* My thanks to Mark Swenarton for pointing me to this reference in his book Cook’s Camden: the Making of Modern Housing (Lund Humphries, 2018). The design competition organised for the Portsdown development attracted 91 entries and was of national significance. A number of teams from the Architectural Association submitted low-rise proposals but found low-rise and stepped schemes ruled out by the assessors. A special protest issue of the Architectural Association Journal in March 1966 featured three proposed low-rise schemes for Portsdown and marked an important moment in the shift towards the low-rise, high-density design that became influential from this point.
(1) See Tatsuya Tsubaki, Post-war Reconstruction and the Questions of Popular Housing Provision, 1939-1951, PhD thesis in Social History, University of Warwick, 1993, and JA Cook, Policy Implementation in Housing: A Study of the Experience of Portsmouth and Derby, 1945-74, PhD thesis, University of Nottingham, 1985
(2) For full details of adapted naval bases, see Robert W Hind, The Naval Camps of Bedhampton and Leigh Park (Spring Arts and Heritage Centre and Leigh Park Community Centre, 2017)
(3) See Tsubaki, Post-war Reconstruction and the Questions of Popular Housing Provision and also Tim Lambert, A Brief History of Council Housing in Portsmouth
(4) Ralph Cousins, The Early Years of the Leigh Park Housing Estate (Havant Borough History Booklet No 69, 2016)
(5) JA Cook, Policy Implementation in Housing: A Study of the Experience of Portsmouth and Derby
(6) Miles Glendinning and Stefan Muthesius, Tower Block: Modern Public Housing in England, Scotland, Wales and Northern Ireland (1993). For the subsidy argument, see R Windle (ed), City of Portsmouth Records of the Corporation, 1966-74 (1978)
(7) The quotation comes from Strong Island, ‘Portsdown Park’. See also, Glendinning and Muthesius, Tower Block: Modern Public Housing in England, Scotland, Wales and Northern Ireland.

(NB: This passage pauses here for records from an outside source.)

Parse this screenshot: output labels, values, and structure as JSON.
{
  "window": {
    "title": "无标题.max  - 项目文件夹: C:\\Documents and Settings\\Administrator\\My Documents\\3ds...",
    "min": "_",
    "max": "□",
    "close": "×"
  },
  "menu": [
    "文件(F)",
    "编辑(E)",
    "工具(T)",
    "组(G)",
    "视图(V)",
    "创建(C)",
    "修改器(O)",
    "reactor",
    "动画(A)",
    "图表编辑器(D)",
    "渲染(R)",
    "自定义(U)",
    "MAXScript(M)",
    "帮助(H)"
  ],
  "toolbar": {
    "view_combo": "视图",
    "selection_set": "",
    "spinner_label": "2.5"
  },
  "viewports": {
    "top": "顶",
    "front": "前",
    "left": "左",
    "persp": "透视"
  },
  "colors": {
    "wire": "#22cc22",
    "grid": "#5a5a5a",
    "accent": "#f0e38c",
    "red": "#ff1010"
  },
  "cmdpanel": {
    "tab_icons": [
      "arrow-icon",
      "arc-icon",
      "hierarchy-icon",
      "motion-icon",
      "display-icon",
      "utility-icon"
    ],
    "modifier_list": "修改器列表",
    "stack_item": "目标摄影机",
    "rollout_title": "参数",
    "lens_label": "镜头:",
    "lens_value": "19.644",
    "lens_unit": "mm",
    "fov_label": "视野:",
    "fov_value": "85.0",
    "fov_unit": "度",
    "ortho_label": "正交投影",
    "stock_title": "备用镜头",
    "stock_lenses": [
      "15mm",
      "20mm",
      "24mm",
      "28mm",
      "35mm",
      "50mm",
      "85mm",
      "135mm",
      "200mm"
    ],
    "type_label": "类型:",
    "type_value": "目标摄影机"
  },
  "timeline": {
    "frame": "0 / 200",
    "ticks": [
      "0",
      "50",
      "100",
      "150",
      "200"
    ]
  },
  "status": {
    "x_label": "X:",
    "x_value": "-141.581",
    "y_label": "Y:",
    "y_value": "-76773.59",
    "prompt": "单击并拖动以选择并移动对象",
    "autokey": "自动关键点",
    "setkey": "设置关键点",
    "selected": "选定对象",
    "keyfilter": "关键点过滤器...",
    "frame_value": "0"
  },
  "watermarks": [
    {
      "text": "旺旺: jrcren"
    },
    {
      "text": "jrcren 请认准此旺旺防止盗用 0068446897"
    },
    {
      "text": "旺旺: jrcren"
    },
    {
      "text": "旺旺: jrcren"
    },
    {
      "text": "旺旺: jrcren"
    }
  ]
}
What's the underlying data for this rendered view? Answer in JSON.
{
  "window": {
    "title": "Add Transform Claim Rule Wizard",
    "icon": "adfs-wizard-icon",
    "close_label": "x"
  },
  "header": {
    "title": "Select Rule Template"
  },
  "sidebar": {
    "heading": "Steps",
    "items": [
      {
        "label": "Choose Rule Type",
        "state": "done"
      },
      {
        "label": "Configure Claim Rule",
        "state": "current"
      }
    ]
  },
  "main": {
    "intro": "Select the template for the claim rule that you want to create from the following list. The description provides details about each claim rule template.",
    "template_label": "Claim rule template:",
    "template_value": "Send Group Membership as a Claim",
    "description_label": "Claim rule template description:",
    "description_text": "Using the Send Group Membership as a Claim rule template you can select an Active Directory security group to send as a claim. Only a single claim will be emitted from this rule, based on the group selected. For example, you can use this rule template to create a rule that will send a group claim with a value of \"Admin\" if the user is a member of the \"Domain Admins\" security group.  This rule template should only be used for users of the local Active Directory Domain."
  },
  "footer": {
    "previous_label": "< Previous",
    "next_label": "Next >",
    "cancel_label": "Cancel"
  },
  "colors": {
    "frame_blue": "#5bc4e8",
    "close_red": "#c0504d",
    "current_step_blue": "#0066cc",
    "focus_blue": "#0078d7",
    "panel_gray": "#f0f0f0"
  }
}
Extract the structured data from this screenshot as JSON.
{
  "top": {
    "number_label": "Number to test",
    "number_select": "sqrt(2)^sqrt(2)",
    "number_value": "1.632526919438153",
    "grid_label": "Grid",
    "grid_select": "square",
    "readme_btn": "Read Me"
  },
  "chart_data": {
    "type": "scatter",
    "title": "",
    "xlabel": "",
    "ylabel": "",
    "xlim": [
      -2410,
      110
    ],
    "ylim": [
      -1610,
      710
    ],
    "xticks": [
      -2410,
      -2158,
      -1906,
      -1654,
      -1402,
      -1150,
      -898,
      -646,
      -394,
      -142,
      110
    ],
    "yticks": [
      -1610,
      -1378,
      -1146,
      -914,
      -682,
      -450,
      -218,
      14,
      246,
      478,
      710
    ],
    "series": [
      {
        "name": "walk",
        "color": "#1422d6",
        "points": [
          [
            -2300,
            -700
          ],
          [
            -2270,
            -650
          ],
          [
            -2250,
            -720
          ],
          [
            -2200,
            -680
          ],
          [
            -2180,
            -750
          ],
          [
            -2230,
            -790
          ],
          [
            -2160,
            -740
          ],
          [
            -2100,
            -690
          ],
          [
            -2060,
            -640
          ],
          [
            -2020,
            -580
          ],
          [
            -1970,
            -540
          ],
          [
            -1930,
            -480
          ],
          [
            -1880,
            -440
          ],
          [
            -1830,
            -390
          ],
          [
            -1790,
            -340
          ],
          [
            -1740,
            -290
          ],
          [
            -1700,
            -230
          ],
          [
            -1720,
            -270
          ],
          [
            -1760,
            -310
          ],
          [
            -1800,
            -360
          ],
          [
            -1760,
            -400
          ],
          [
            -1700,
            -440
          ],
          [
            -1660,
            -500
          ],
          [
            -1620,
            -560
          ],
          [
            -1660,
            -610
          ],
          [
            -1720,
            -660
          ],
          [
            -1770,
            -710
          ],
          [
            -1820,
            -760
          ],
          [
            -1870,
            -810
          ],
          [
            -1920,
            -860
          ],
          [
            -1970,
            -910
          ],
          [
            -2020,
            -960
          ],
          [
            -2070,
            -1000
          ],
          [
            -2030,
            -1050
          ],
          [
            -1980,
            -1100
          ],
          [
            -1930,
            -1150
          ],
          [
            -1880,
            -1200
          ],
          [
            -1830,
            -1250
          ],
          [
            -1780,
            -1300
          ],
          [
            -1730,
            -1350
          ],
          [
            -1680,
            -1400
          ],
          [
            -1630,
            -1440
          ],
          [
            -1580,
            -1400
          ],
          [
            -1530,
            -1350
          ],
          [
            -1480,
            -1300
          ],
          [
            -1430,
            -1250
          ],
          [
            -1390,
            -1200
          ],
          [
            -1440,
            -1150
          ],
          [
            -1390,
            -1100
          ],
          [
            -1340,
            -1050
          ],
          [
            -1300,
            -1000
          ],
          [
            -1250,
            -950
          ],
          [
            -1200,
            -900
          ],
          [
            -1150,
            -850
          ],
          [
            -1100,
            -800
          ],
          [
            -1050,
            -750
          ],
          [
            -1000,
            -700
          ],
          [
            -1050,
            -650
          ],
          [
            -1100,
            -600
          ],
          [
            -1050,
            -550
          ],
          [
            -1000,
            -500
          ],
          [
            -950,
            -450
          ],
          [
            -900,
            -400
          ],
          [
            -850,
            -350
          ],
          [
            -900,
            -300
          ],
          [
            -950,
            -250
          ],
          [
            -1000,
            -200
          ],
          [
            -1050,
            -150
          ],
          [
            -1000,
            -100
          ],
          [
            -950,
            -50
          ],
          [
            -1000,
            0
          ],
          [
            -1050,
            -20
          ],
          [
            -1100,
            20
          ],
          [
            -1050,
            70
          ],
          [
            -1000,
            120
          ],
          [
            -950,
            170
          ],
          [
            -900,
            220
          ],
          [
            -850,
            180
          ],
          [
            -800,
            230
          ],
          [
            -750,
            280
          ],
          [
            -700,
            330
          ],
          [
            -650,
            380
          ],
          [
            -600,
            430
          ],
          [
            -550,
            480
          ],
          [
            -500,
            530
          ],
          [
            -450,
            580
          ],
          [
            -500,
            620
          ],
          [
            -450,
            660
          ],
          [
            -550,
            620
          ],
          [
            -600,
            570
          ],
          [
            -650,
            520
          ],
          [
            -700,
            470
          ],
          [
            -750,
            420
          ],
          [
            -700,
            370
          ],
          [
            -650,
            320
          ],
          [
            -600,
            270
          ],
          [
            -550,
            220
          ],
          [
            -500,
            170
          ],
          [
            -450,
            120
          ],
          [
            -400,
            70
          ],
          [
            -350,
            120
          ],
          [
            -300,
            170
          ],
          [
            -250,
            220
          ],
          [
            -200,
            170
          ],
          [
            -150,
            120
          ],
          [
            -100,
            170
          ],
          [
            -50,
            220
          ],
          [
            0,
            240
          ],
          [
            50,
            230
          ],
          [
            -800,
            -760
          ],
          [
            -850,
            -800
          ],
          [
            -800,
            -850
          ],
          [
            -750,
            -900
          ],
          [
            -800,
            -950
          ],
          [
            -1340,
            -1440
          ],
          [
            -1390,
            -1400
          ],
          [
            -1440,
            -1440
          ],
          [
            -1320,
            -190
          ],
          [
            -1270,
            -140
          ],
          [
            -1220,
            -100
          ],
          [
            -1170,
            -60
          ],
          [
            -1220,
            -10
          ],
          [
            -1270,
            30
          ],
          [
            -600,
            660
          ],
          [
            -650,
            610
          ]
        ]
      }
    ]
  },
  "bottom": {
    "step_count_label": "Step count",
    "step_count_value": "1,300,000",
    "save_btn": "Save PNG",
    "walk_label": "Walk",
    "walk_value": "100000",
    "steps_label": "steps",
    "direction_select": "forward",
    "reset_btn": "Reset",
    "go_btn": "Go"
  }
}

(8) See Portsmouth City Council, A History of Council Housing in Portsmouth (2011) and Portsmouth City Council, Shaping the future of housing: A strategic plan for Portsmouth (ND)